As the title says, I’m on the hunt for a statement turntable. Don’t really post on the forum so forgive me if this has been discussed already. I’ve been told that whatsbest might be another place to post about this but I’ve been a seller on this site for many years, so I figured it was a good place to start.

I’m a longtime Caliburn owner but it’s time for a change. I would like to ditch the belt drive and vacuum. I know Fremer loves the OMA K3, but the K5 has got my attention. After owning many different speakers, a friend of mine turned me on to OMA. I ended up buying a pair of OMA mini’s about ten years ago and then quickly moved up to the AC-1. I’ve had a wonderful experience dealing with Jonathan and the company and love their aesthetic. With the AC-1s, my main system has reached a level of musicality and presence I never thought possible. I’ve recently come to the conclusion that upgrading my front end is my next big move. So I’ve been doing a ton of research on turntables in this class.

Although I’ve owned OMA speakers for years, I haven’t heard any of their new table designs. Sadly, I have not been to any shows or showrooms since covid. I do plan on visiting OMA sometime in the next few months, but for now, I’m interested if anybody has real life experience with the K3/K5 and if you have listening notes or opinions to share? Also curious to hear thoughts on competive turntables in this class. I have heard many high end tables in person, but definitely not all. Thanks!

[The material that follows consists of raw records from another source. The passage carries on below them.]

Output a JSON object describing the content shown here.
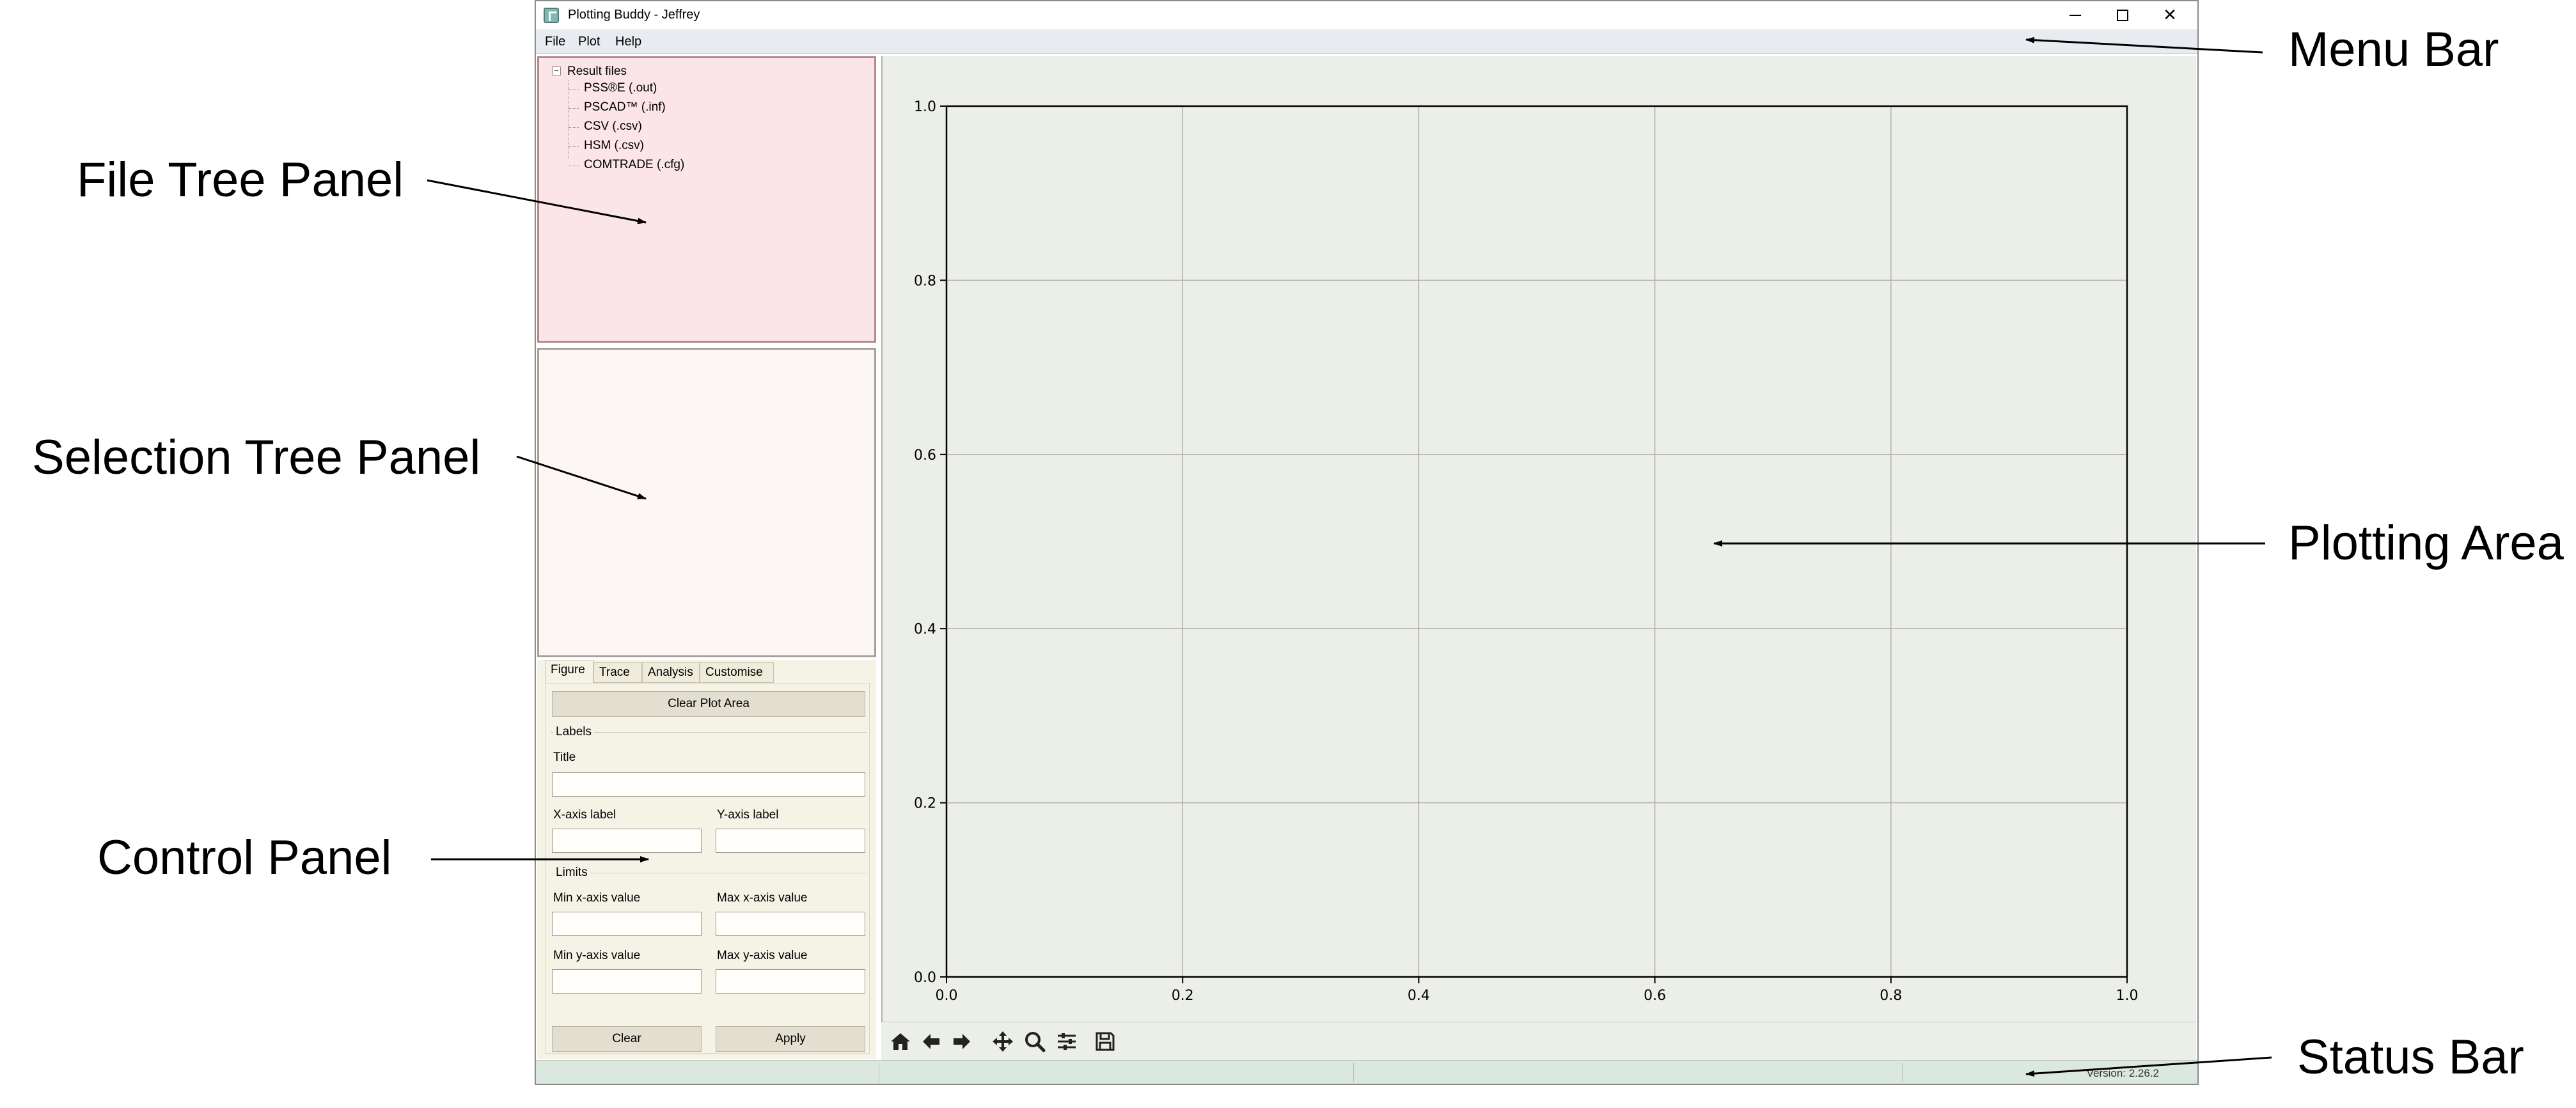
{
  "window": {
    "title": "Plotting Buddy - Jeffrey",
    "controls": [
      "minimize",
      "maximize",
      "close"
    ]
  },
  "menu": {
    "file": "File",
    "plot": "Plot",
    "help": "Help"
  },
  "file_tree": {
    "root": "Result files",
    "root_expander": "−",
    "children": [
      "PSS®E (.out)",
      "PSCAD™ (.inf)",
      "CSV (.csv)",
      "HSM (.csv)",
      "COMTRADE (.cfg)"
    ]
  },
  "control_panel": {
    "tabs": [
      "Figure",
      "Trace",
      "Analysis",
      "Customise"
    ],
    "active_tab": "Figure",
    "clear_plot_area": "Clear Plot Area",
    "labels_group": "Labels",
    "title_label": "Title",
    "title_value": "",
    "x_axis_label": "X-axis label",
    "x_axis_value": "",
    "y_axis_label": "Y-axis label",
    "y_axis_value": "",
    "limits_group": "Limits",
    "min_x_label": "Min x-axis value",
    "min_x_value": "",
    "max_x_label": "Max x-axis value",
    "max_x_value": "",
    "min_y_label": "Min y-axis value",
    "min_y_value": "",
    "max_y_label": "Max y-axis value",
    "max_y_value": "",
    "clear": "Clear",
    "apply": "Apply"
  },
  "plot_toolbar": {
    "icons": [
      "home-icon",
      "back-arrow-icon",
      "forward-arrow-icon",
      "pan-icon",
      "zoom-icon",
      "configure-subplots-icon",
      "save-icon"
    ]
  },
  "status_bar": {
    "version": "Version: 2.26.2"
  },
  "annotations": {
    "menu_bar": "Menu Bar",
    "file_tree_panel": "File Tree Panel",
    "selection_tree_panel": "Selection Tree Panel",
    "plotting_area": "Plotting Area",
    "control_panel": "Control Panel",
    "status_bar": "Status Bar"
  },
  "chart_data": {
    "type": "line",
    "series": [],
    "xlim": [
      0.0,
      1.0
    ],
    "ylim": [
      0.0,
      1.0
    ],
    "xticks": [
      "0.0",
      "0.2",
      "0.4",
      "0.6",
      "0.8",
      "1.0"
    ],
    "yticks": [
      "0.0",
      "0.2",
      "0.4",
      "0.6",
      "0.8",
      "1.0"
    ],
    "grid": true,
    "colors": {
      "background": "#eceee8",
      "grid": "#b0b0b0",
      "axis": "#000000"
    }
  }
}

@lewm to be fair, I only referred to the K3. I think the K5 is stunning, a thing of beauty, and is straight out of an Art Deco postcard. 

I once owned a TT that sat upon a 9 Stone in weight Granite Plinth/Monolith.

To me this was pure Beauty, produced from Granite I had sourced and had formed to my design by a professional Stone Mason Service. This all took place when I was at a ideal age and at my ideal fighting weight.

One day my Back was injured with the result being a long time recovery, as a result of the Granite was being handled by myself. On another occasion the Plinth without the TT mounted was temporarily stored in the hallway of the home, to keep space it was at rest on its side wall, it fell over onto my wife's foot, the foot looked awful and needed medical attention.

We both fell out of love with the idea of the Granite, it lost its name as a Plinth and become referred to as the Pile of Dung (being polite I am).

The New Owner informed me a few years ago about their own  'on the foot' experience, and how they felt about the Granite, (we shared similar love for it) on putting the phone down I was in a state of laughter 😂😂🤣. My wife had empathy when she learned of the foot incident.

I do believe that I learnt a lesson very cheaply about Audio Sources having a substantial weight as part of the design. I learnt also the times you want to move such weight is usually when you are alone, the want to system tinker overlooks planning against risks.

To be scared of the consequences of handling a weighty Source that cost uber £0000's, there does seem to be a opportunity awaiting to fall out of the Honey Moon Period very quickly.

There isn't many devices( if any) available for use within the home that will make management of Heavy Devices a less concerning activity.  

Were all getting a little older and any weight can cause considerable discomfort when being managed. The creation of a situation where considerable weight must be managed, will be a high risk activity for ones maintenance of good skeletal and muscular health. I'm so glad I got of the must have Mass used for Audio Equipment obsession.

I have no issue with mass as a support structure for the system in general, I can deal with this as there is always time to man up with extra help and utilise devices to assist when needed.

My Monoblock Power Amp Sub-Plinth is approx' 200Kg of Granite.

No Issue with Art Deco it has its attraction.

“I mean, not completely charmless like the congealed aluminium turd that is the american sound as2000,  but close.”

Everyone has an opinion.   I happen to find the AS2000 quite beautiful.   There is a very refined simplicity and purpose to the design.  It is indeed very heavy.  It is not made of aluminum but rather stainless steel.  Speed stability is superb and is a direct result of the 150 lbs platter and ultra low friction bearing (cushion of air).  There is minimum influence from the motor (same unit as in Air Force Zero), especially when using a thread to drive the platter.  It takes 30 minutes to free spin to rest from 33.333 RPM.  This stability results in a very natural sounding transient.    I agree with Raul that this is critical to a believable presentation at home.  

Fourteen AS2000s were made.   


Never heard of AS2000. How long does it take a string drive to bring a 150 lb platter up to speed? I imagine one could have lunch in the interim.

You help the platter with your hand and it takes about 20 seconds.   You can keep it spinning for the rest of the day or four weeks it doesn’t matter.   There is no bearing wear.